New high-tech plaster to reduce risk of blood clot post surgery

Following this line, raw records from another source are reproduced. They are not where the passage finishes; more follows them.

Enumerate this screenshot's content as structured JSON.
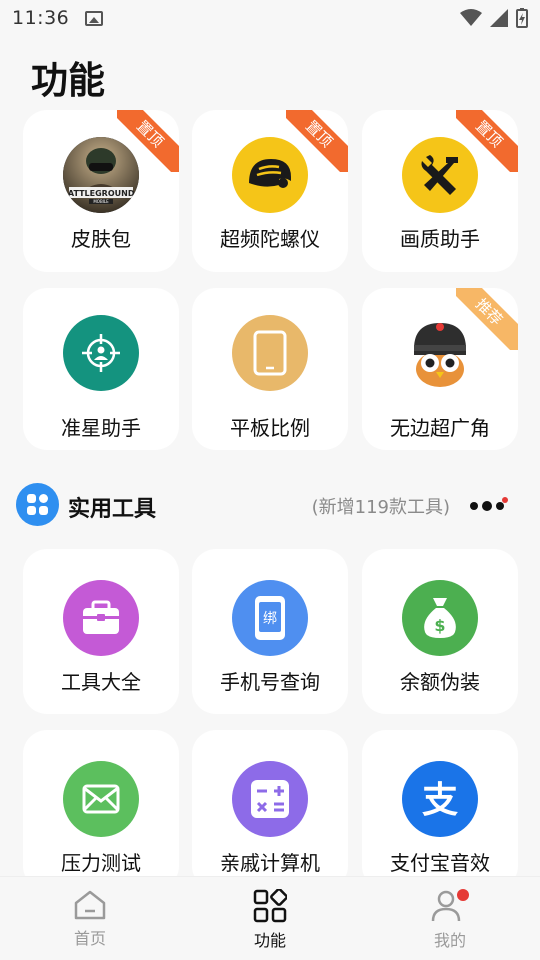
{
  "status_bar": {
    "time": "11:36"
  },
  "page_title": "功能",
  "top_tools": [
    {
      "label": "皮肤包",
      "icon": "pubg-battlegrounds-logo-icon",
      "ribbon": "置顶",
      "logo_text": "BATTLEGROUNDS",
      "logo_sub": "MOBILE"
    },
    {
      "label": "超频陀螺仪",
      "icon": "helmet-icon",
      "ribbon": "置顶"
    },
    {
      "label": "画质助手",
      "icon": "tools-icon",
      "ribbon": "置顶"
    },
    {
      "label": "准星助手",
      "icon": "crosshair-icon",
      "ribbon": ""
    },
    {
      "label": "平板比例",
      "icon": "tablet-icon",
      "ribbon": ""
    },
    {
      "label": "无边超广角",
      "icon": "owl-helmet-icon",
      "ribbon": "推荐"
    }
  ],
  "section": {
    "title": "实用工具",
    "subtitle": "(新增119款工具)"
  },
  "utility_tools": [
    {
      "label": "工具大全",
      "icon": "toolbox-icon"
    },
    {
      "label": "手机号查询",
      "icon": "phone-bind-icon",
      "badge_text": "绑"
    },
    {
      "label": "余额伪装",
      "icon": "money-bag-icon"
    },
    {
      "label": "压力测试",
      "icon": "envelope-icon"
    },
    {
      "label": "亲戚计算机",
      "icon": "calculator-icon"
    },
    {
      "label": "支付宝音效",
      "icon": "alipay-icon",
      "badge_text": "支"
    }
  ],
  "bottom_nav": [
    {
      "label": "首页",
      "icon": "home-icon",
      "active": false
    },
    {
      "label": "功能",
      "icon": "grid-icon",
      "active": true
    },
    {
      "label": "我的",
      "icon": "profile-icon",
      "active": false,
      "has_dot": true
    }
  ],
  "colors": {
    "ribbon_top": "#f26a2e",
    "ribbon_recommend": "#f7b766",
    "yellow": "#f5c518",
    "teal": "#14937f",
    "tan": "#e8b86a",
    "purple": "#c45ad6",
    "blue": "#4f8ff0",
    "green": "#4caf50",
    "mail_green": "#5cbf5e",
    "calc_purple": "#8d6be8",
    "alipay_blue": "#1a74e8",
    "accent_dot": "#e53935"
  }
}
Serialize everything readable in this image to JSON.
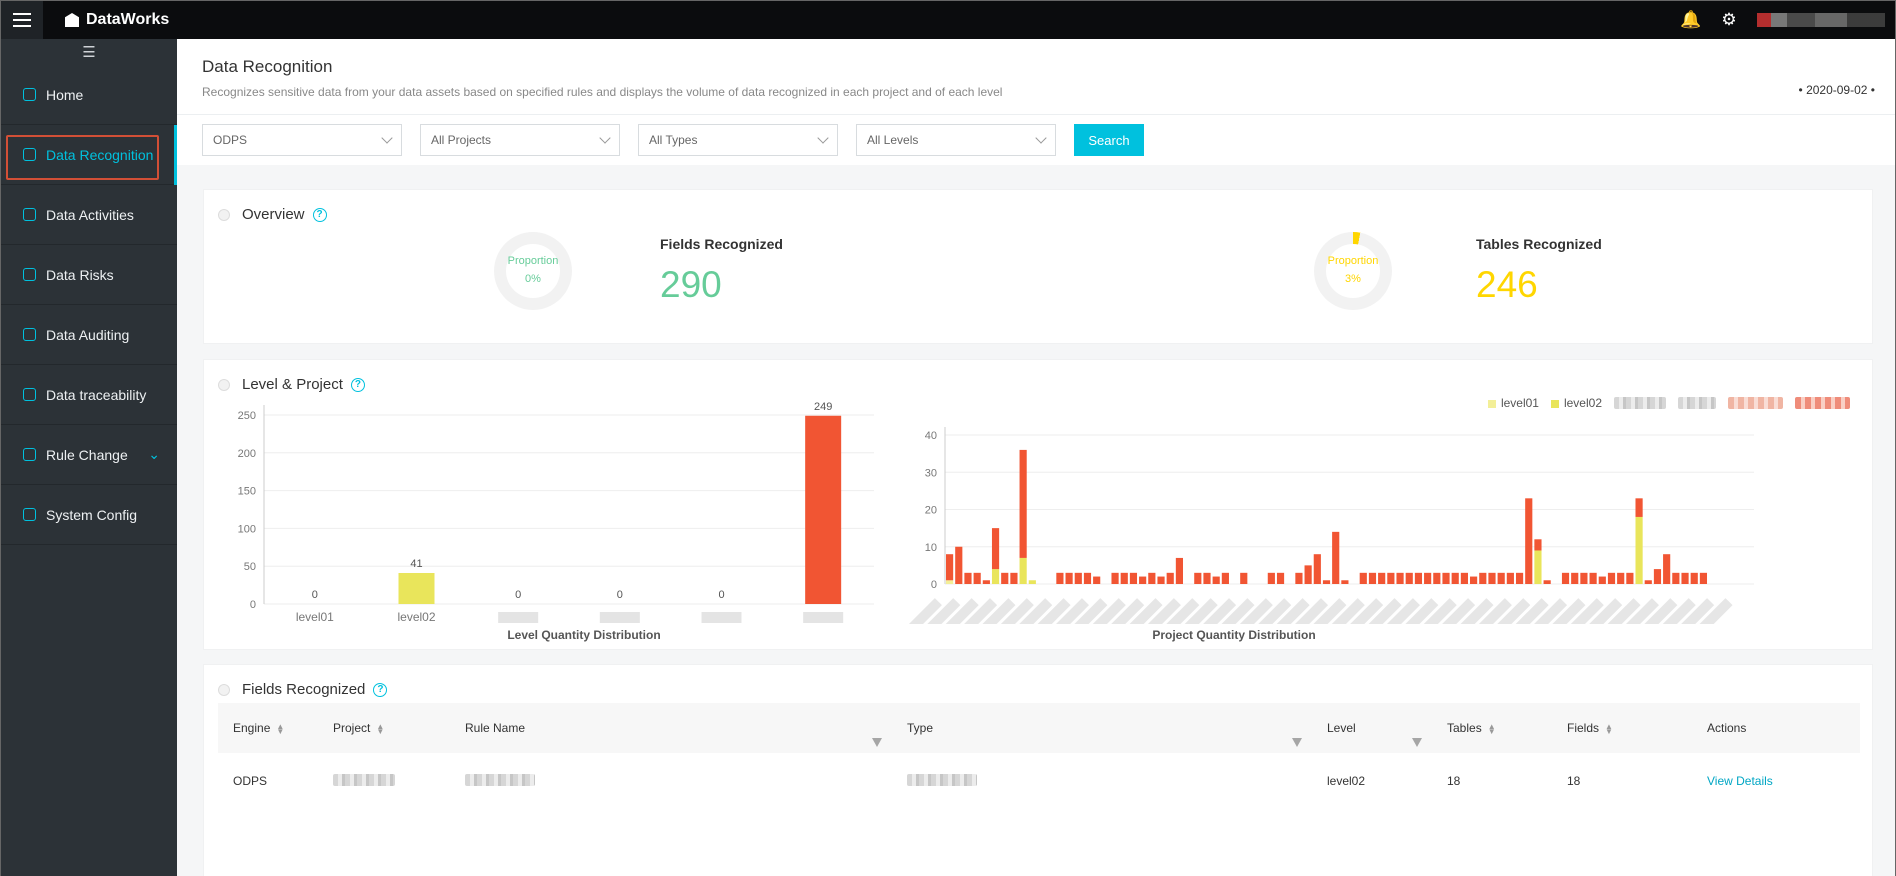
{
  "app": {
    "name": "DataWorks"
  },
  "topbar": {
    "icons": [
      "bell-icon",
      "tools-icon"
    ],
    "user": "redacted"
  },
  "sidebar": {
    "items": [
      {
        "label": "Home",
        "icon": "home-icon"
      },
      {
        "label": "Data Recognition",
        "icon": "recognition-icon",
        "active": true
      },
      {
        "label": "Data Activities",
        "icon": "activities-icon"
      },
      {
        "label": "Data Risks",
        "icon": "risks-icon"
      },
      {
        "label": "Data Auditing",
        "icon": "audit-icon"
      },
      {
        "label": "Data traceability",
        "icon": "traceability-icon"
      },
      {
        "label": "Rule Change",
        "icon": "rule-icon",
        "has_submenu": true
      },
      {
        "label": "System Config",
        "icon": "config-icon"
      }
    ]
  },
  "page": {
    "title": "Data Recognition",
    "description": "Recognizes sensitive data from your data assets based on specified rules and displays the volume of data recognized in each project and of each level",
    "date": "2020-09-02"
  },
  "filters": {
    "engine": "ODPS",
    "project": "All Projects",
    "type": "All Types",
    "level": "All Levels",
    "search_label": "Search"
  },
  "overview": {
    "title": "Overview",
    "fields": {
      "label": "Fields Recognized",
      "value": "290",
      "proportion_label": "Proportion",
      "proportion": "0%",
      "color": "#66cc99"
    },
    "tables": {
      "label": "Tables Recognized",
      "value": "246",
      "proportion_label": "Proportion",
      "proportion": "3%",
      "color": "#ffd600"
    }
  },
  "level_project": {
    "title": "Level & Project"
  },
  "chart_data": [
    {
      "type": "bar",
      "title": "Level Quantity Distribution",
      "categories": [
        "level01",
        "level02",
        "",
        "",
        "",
        ""
      ],
      "values": [
        0,
        41,
        0,
        0,
        0,
        249
      ],
      "ylim": [
        0,
        250
      ],
      "yticks": [
        0,
        50,
        100,
        150,
        200,
        250
      ],
      "colors": [
        "#e9e55b",
        "#e9e55b",
        "#e9e55b",
        "#e9e55b",
        "#e9e55b",
        "#f15533"
      ]
    },
    {
      "type": "bar",
      "title": "Project Quantity Distribution",
      "stacked": true,
      "legend": [
        "level01",
        "level02"
      ],
      "ylim": [
        0,
        40
      ],
      "yticks": [
        0,
        10,
        20,
        30,
        40
      ],
      "series": [
        {
          "name": "level01",
          "values": [
            1,
            0,
            0,
            0,
            0,
            0,
            0,
            0,
            0,
            0,
            0,
            0,
            0,
            0,
            0,
            0,
            0,
            0,
            0,
            0,
            0,
            0,
            0,
            0,
            0,
            0,
            0,
            0,
            0,
            0,
            0,
            0,
            0,
            0,
            0,
            0,
            0,
            0,
            0,
            0,
            0,
            0,
            0,
            0,
            0,
            0,
            0,
            0,
            0,
            0,
            0,
            0,
            0,
            0,
            0,
            0,
            0,
            0,
            0,
            0,
            0,
            0,
            0,
            0,
            0,
            0,
            0,
            0,
            0,
            0,
            0,
            0,
            0,
            0,
            0,
            0,
            0,
            0,
            0,
            0,
            0,
            0,
            0,
            0,
            0,
            0,
            0,
            0
          ]
        },
        {
          "name": "level02",
          "values": [
            0,
            0,
            0,
            0,
            0,
            4,
            0,
            0,
            7,
            1,
            0,
            0,
            0,
            0,
            0,
            0,
            0,
            0,
            0,
            0,
            0,
            0,
            0,
            0,
            0,
            0,
            0,
            0,
            0,
            0,
            0,
            0,
            0,
            0,
            0,
            0,
            0,
            0,
            0,
            0,
            0,
            0,
            0,
            0,
            0,
            0,
            0,
            0,
            0,
            0,
            0,
            0,
            0,
            0,
            0,
            0,
            0,
            0,
            0,
            0,
            0,
            0,
            0,
            0,
            9,
            0,
            0,
            0,
            0,
            0,
            0,
            0,
            0,
            0,
            0,
            18,
            0,
            0,
            0,
            0,
            0,
            0,
            0,
            0,
            0,
            0,
            0,
            0
          ]
        },
        {
          "name": "",
          "values": [
            7,
            10,
            3,
            3,
            1,
            11,
            3,
            3,
            29,
            0,
            0,
            0,
            3,
            3,
            3,
            3,
            2,
            0,
            3,
            3,
            3,
            2,
            3,
            2,
            3,
            7,
            0,
            3,
            3,
            2,
            3,
            0,
            3,
            0,
            0,
            3,
            3,
            0,
            3,
            5,
            8,
            1,
            14,
            1,
            0,
            3,
            3,
            3,
            3,
            3,
            3,
            3,
            3,
            3,
            3,
            3,
            3,
            2,
            3,
            3,
            3,
            3,
            3,
            23,
            3,
            1,
            0,
            3,
            3,
            3,
            3,
            2,
            3,
            3,
            3,
            5,
            1,
            4,
            8,
            3,
            3,
            3,
            3,
            0,
            0,
            0,
            0,
            0
          ]
        }
      ]
    }
  ],
  "fields_recognized": {
    "title": "Fields Recognized",
    "columns": [
      "Engine",
      "Project",
      "Rule Name",
      "Type",
      "Level",
      "Tables",
      "Fields",
      "Actions"
    ],
    "rows": [
      {
        "engine": "ODPS",
        "level": "level02",
        "tables": "18",
        "fields": "18",
        "action": "View Details"
      }
    ]
  }
}
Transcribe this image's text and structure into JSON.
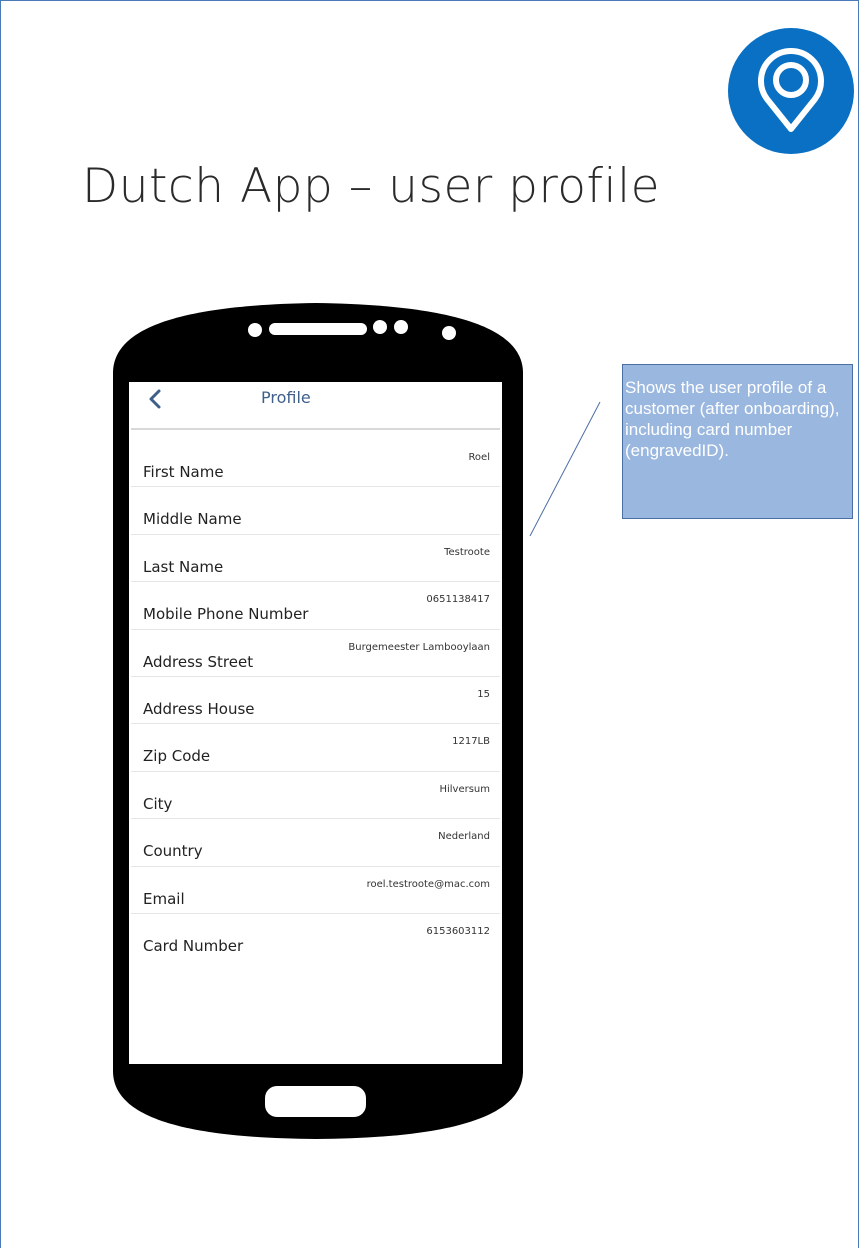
{
  "slide": {
    "title": "Dutch App – user profile",
    "logo_icon": "map-pin-icon",
    "accent_color": "#0a70c3"
  },
  "app": {
    "nav": {
      "back_icon": "chevron-left-icon",
      "title": "Profile"
    },
    "fields": [
      {
        "label": "First Name",
        "value": "Roel"
      },
      {
        "label": "Middle Name",
        "value": ""
      },
      {
        "label": "Last Name",
        "value": "Testroote"
      },
      {
        "label": "Mobile Phone Number",
        "value": "0651138417"
      },
      {
        "label": "Address Street",
        "value": "Burgemeester Lambooylaan"
      },
      {
        "label": "Address House",
        "value": "15"
      },
      {
        "label": "Zip Code",
        "value": "1217LB"
      },
      {
        "label": "City",
        "value": "Hilversum"
      },
      {
        "label": "Country",
        "value": "Nederland"
      },
      {
        "label": "Email",
        "value": "roel.testroote@mac.com"
      },
      {
        "label": "Card Number",
        "value": "6153603112"
      }
    ]
  },
  "callout": {
    "text": "Shows the user profile of a customer (after onboarding), including card number (engravedID).",
    "background": "#9ab7df"
  }
}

Scientists have developed a high-tech plaster that's stuck to the back of the knee, which could lower the risk of deep vein thrombosis (DVT) or blood clots in the leg following surgery. The plaster generates electronic pulses that stimulate a nerve, the common peroneal nerve, in the back of the knee, the Daily Mail reported. This nerve is responsible for making muscles in the calf, shin and foot contract. Once the Geko has been turned on, the nerve sends signals to the muscles deep in the leg, causing them to contract every few seconds. By zapping the nerve every few seconds for up to 30 hours at a time - until its battery runs out - the plaster triggers "micro contractions" that ensure blood is kept moving round the body, rather than collecting in the lower leg. This "pooling" of blood is what causes the dangerous clotting that claims an estimated 25,000 lives every year in the UK. A DVT is a blood clot in a vein, usually in the leg. It's most commonly associated with immobility, such as on a long-haul flights. The most common cause is an operation that lasts for more than an hour (through a combination of immobility and the blood becoming sticky as a result of illness). When we walk, the pressure on the foot and the contracting of our calf muscles helps pump blood from the legs back up to the heart. Without this action, blood starts to "pool" in the legs. Clots can form and parts break off, becoming lodged in small blood vessels in the lungs, causing a deadly condition called a pulmonary embolism. To prevent DVTs, patients who have had major surgery are currently given blood-thinning drugs, compression stockings or air-filled 'wraps' around the leg that squeeze the blood vessels. The latest device, called the Geko, is disposable, battery-powered and no bigger than a wristwatch. It has been developed by British firm Sky Medical Technology in conjunction with doctors and researchers at St Bartholomew's Hospital and Queen Mary University, both in London. It looks like a cross between a watch and a plaster. The larger "watch" part at one end houses a power unit, battery and an on/off button.The power unit is connected to two electrodes, which run the length of the strap. To use the device, a doctor peels off a protective strip to reveal a sticky gel, which not only helps fix the device to the back of the knee but also helps conduct the electrical pulses through the skin to the peroneal nerve. Once the Geko has been turned on, the nerve sends signals to the muscles deep in the leg, causing them to contract every few seconds. They squeeze the blood vessels and blood is pumped back up towards the heart, instead of lying still in the lower leg. Doctors can tell if the power is sufficient because the calf and foot visibly twitch when the muscles contract. The patient feels the muscles twitching but there is no pain. (ANI), Source: News Track India

comments powered by Disqus